Two privacy law clean-up bills clear first hurdle

Two bills authored by Assemblymember Jacqui Irwin (D-Thousand Oaks) that would make technical changes to the California Consumer Privacy Act (CCPA), passed last year, made it out of their first committee at the end of April.

AB 873 is aimed at clarifying the definition of “personal information” used in the CCPA. Under existing law “personal information” is defined to include information that “is capable of being associated with” a consumer. A coalition of business groups, including CNPA, has raised concerns about the unintended consequences of such a broad definition. AB 873 would amend the definition of “personal information” to include a narrower, more concrete standard.

The measure will next be heard by the Assembly Appropriations Committee.

AB 874 addresses a different issue with the definition of “personal information” in the CCPA. Namely, it would strike a provision in the law which states that information obtained from public records is not considered personal information only if the information is used for a purpose that is “compatible” with the purpose the government agency made the information available. CNPA and others raised concerns about the workability and constitutionality of the limiting provision.

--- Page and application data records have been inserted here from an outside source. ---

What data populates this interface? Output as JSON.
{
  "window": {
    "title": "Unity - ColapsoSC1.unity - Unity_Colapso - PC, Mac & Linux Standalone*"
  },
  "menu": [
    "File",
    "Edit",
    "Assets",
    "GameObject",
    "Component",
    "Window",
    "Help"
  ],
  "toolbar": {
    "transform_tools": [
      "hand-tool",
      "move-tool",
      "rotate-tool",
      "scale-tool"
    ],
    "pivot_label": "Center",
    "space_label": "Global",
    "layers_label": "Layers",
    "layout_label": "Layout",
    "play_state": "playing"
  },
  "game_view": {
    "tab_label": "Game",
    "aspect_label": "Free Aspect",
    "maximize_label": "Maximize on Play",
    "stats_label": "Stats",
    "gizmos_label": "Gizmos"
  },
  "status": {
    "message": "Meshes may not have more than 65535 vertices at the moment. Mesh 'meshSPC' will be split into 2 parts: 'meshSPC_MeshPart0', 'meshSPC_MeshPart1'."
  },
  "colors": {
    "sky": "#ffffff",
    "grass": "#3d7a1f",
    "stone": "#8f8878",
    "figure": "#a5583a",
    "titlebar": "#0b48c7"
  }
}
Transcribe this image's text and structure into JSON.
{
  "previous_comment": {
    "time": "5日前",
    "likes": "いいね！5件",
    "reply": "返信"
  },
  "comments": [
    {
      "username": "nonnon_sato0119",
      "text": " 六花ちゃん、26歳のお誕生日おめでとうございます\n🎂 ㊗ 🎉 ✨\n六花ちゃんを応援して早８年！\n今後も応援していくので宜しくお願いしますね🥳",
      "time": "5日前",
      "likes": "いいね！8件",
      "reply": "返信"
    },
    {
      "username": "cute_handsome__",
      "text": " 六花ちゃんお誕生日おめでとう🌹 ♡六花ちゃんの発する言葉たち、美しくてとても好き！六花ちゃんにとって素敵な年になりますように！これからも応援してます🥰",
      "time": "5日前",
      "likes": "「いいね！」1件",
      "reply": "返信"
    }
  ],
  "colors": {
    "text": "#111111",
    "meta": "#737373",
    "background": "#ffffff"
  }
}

The measure has been placed on the Assembly consent calendar where it could be taken up on the Assembly floor in the next few days.